Unfortunately, the current swing voter, Justice Kennedy, is not a reliable originalist on this or any other issue. Justice Kennedy ruled against affirmative action in Ricci, Gratz, Grutter, and Schuette. But he surprised the legal community in the 2016 Fisher II decision by upholding the use of race in college admissions, albeit under limited circumstances.

To establish a Supreme Court majority that would prohibit affirmative action, President Trump must appoint at least one more justice after Judge Gorsuch. Justice Kennedy is 80 years old, and there are rumors he will step down within the year. He was appointed by President Reagan, has sided with the originalist justices on many issues, and would probably want a Republican to name his successor. Justices Breyer (age 78) and Ginsburg (age 83) may also be near retirement. Both are committed liberals appointed by President Clinton and would not want President Trump to name their successors. However, it is hard to imagine that both could outlast a second Trump term. Even if he serves only one term, Mr. Trump should get to appoint at least one justice after Judge Gorsuch.

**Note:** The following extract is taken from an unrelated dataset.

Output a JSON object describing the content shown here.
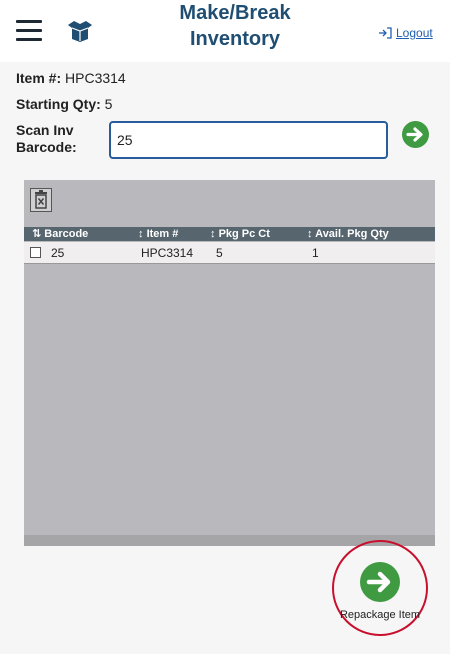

As a replacement for Scalia, Judge Gorsuch would not reduce Democrat power on the Court, but Democrats will surely try to block further Trump appointments to prevent an originalist majority. Such a Court would thwart their plans to remake America through unelected judges and against the popular will.

Democrats could filibuster a nominee, which would require a supermajority of 60 votes to break. Although Republicans could eliminate the filibuster rule with a simple majority vote, many are reluctant to do so because they would thereby lose a valuable tool of the opposition if they become the minority. This is the reason Democrats did not eliminate the filibuster for Supreme Court nominees when they changed the Senate rules in 2013. If Democrats try to filibuster Judge Gorsuch, however, Majority Leader Mitch McConnell has indicated that he might be willing to eliminate the filibuster — this would be a repudiation of a long-standing Senate custom and is called the “nuclear option.” Both parties are wary of changing the rules in ways that would give them less leverage when they are in the minority.

The current Republican Senate majority is small enough that even a few defections by more liberal senators such as Susan Collins, Lisa Murkowski, or John McCain could scuttle a nominee. However, the GOP’s Senate majority is likely to grow in the 2018 elections. Democrats are defending 25 seats — many in states that Trump won by wide margins — whereas Republicans are defending only eight seats, nearly all in deep red states.

Yet even a fifth originalist justice may not be enough to end affirmative action. Courts are reluctant to overturn longstanding precedents on close votes, because such decisions could easily be reversed if the composition of the Court changed. For instance, the Court did not overturn Plessy v. Ferguson until its 9-0 decision in Brown v. Board of Education. Affirmative-action precedents go back nearly 40 years, and Mr. Trump may need to appoint at least two more justices besides Judge Gorsuch before the Court considers overturning those precedents. The Democrats will probably try to filibuster any future nominee, so the GOP would do well to eliminate that threat at the first opportunity.

There is reason to be optimistic about the prospects for ending affirmative action. We have a chance over the next four to eight years to secure the Court for a generation. There will be fierce resistance from the Left, and the GOP must be bold in order to succeed. Mr. Trump must nominate justices from his list, and Senate Republicans must eliminate the filibuster, stand united in confirmation votes, and increase their majorities in 2018. There is little room for error.